──────── DATA EXCERPTS
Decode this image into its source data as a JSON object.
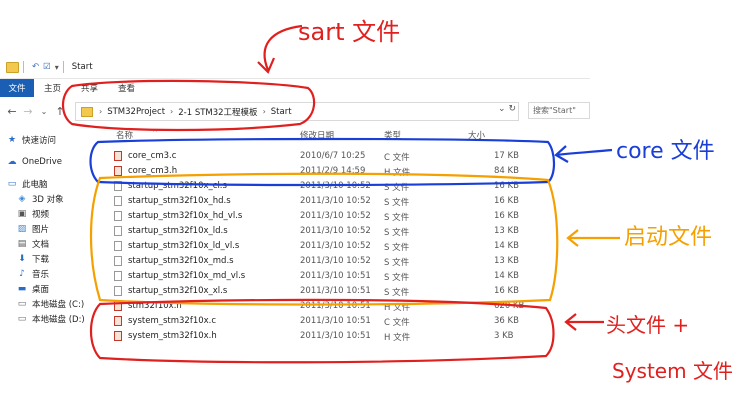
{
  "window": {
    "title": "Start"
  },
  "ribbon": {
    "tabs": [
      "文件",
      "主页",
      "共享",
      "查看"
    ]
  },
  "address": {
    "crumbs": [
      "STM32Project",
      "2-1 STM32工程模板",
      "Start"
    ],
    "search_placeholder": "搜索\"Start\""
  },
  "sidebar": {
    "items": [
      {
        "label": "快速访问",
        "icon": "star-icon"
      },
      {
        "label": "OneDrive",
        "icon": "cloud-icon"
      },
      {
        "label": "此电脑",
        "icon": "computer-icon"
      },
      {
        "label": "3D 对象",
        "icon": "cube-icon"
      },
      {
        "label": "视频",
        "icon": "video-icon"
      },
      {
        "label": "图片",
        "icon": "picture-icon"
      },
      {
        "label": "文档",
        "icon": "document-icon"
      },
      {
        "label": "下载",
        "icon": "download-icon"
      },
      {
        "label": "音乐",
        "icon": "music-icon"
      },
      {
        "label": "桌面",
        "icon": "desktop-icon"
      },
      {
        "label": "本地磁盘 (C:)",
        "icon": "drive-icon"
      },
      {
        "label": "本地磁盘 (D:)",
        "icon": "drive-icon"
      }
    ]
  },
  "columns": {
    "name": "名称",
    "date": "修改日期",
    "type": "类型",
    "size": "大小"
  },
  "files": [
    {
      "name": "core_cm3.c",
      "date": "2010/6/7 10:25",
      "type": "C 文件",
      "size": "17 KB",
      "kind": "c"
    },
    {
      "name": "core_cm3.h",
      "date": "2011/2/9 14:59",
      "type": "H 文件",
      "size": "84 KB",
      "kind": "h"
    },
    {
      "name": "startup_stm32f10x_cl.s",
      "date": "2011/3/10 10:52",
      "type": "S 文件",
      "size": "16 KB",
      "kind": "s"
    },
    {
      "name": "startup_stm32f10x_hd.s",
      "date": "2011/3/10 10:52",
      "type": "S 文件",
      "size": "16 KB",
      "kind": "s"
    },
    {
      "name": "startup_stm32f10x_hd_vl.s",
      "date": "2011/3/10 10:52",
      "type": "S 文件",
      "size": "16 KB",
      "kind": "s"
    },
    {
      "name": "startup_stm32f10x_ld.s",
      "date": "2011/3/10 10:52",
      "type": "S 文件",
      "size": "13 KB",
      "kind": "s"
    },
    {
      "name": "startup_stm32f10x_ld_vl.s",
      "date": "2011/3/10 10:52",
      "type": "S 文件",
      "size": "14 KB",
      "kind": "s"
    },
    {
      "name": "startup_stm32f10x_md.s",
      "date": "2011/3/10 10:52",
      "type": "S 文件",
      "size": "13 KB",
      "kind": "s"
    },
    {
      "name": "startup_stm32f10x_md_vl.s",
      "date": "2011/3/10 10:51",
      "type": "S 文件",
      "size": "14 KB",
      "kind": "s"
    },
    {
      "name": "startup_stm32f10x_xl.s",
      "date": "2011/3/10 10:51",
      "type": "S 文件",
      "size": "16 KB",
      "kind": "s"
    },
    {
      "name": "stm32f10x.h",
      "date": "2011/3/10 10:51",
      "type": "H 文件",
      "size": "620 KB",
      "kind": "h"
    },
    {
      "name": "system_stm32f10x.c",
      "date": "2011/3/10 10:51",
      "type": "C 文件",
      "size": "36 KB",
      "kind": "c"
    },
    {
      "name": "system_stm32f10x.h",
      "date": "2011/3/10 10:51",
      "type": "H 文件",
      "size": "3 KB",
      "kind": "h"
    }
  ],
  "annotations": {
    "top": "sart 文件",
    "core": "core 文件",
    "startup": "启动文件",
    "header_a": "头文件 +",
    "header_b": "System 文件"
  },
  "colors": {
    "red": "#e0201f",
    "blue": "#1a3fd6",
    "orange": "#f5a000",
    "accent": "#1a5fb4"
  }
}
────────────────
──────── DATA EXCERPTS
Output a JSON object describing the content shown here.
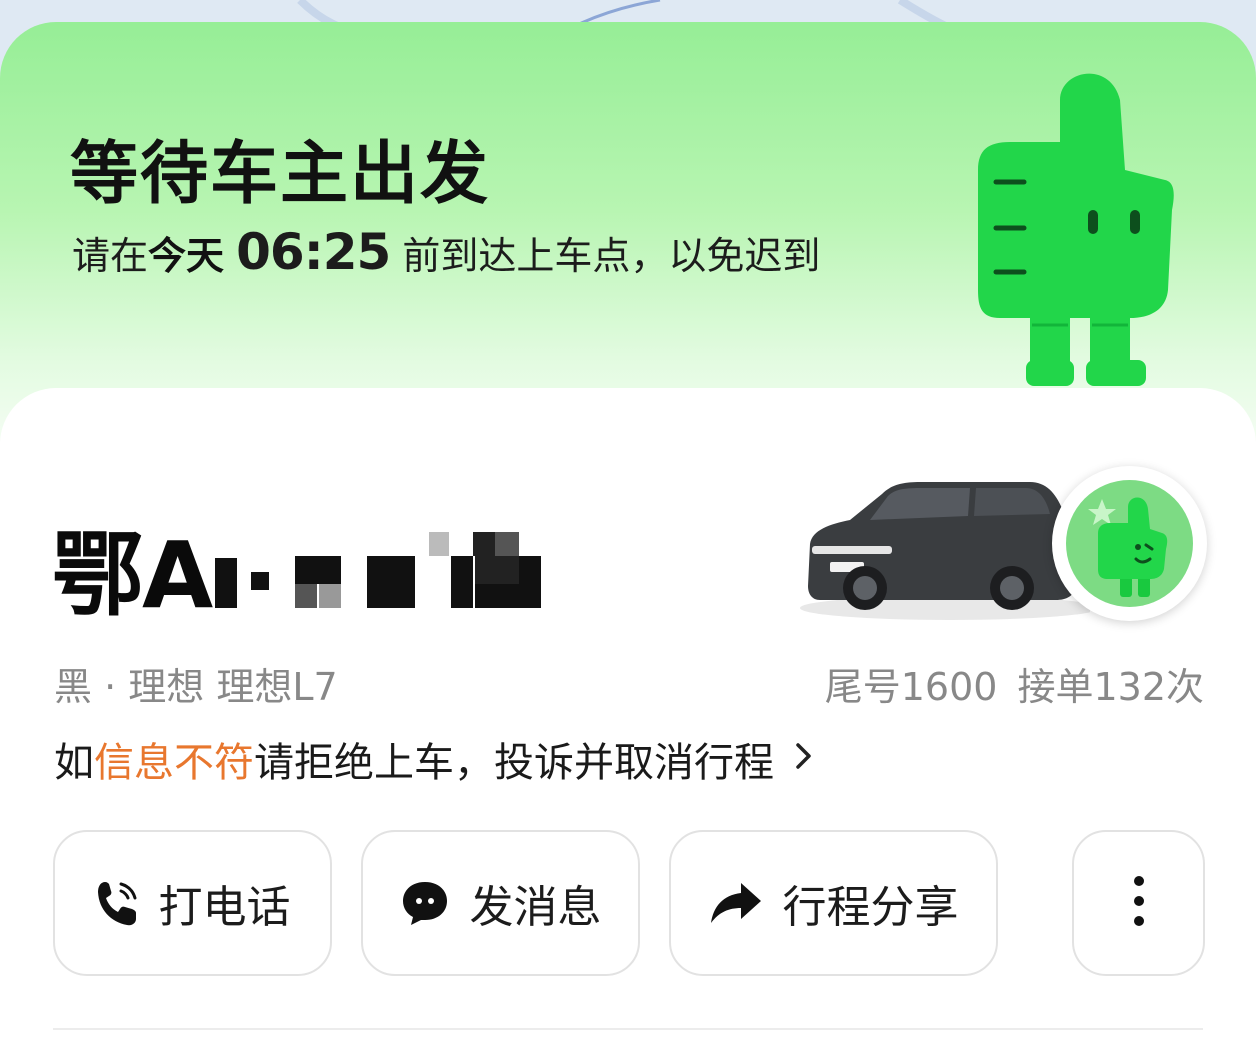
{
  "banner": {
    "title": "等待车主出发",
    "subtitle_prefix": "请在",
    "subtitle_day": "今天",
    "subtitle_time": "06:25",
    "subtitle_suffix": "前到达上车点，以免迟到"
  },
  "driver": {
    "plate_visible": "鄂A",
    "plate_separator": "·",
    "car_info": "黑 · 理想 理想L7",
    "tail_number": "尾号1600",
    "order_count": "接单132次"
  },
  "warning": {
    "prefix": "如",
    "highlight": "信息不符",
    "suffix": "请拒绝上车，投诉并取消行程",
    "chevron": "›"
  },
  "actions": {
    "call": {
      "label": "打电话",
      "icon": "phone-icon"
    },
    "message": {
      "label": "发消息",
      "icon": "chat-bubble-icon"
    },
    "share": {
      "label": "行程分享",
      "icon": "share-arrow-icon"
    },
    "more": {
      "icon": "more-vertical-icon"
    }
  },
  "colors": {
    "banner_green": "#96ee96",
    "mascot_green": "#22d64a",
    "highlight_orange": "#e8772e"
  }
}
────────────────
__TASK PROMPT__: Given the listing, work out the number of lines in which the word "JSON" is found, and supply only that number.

__YOUR RESPONSE__: 2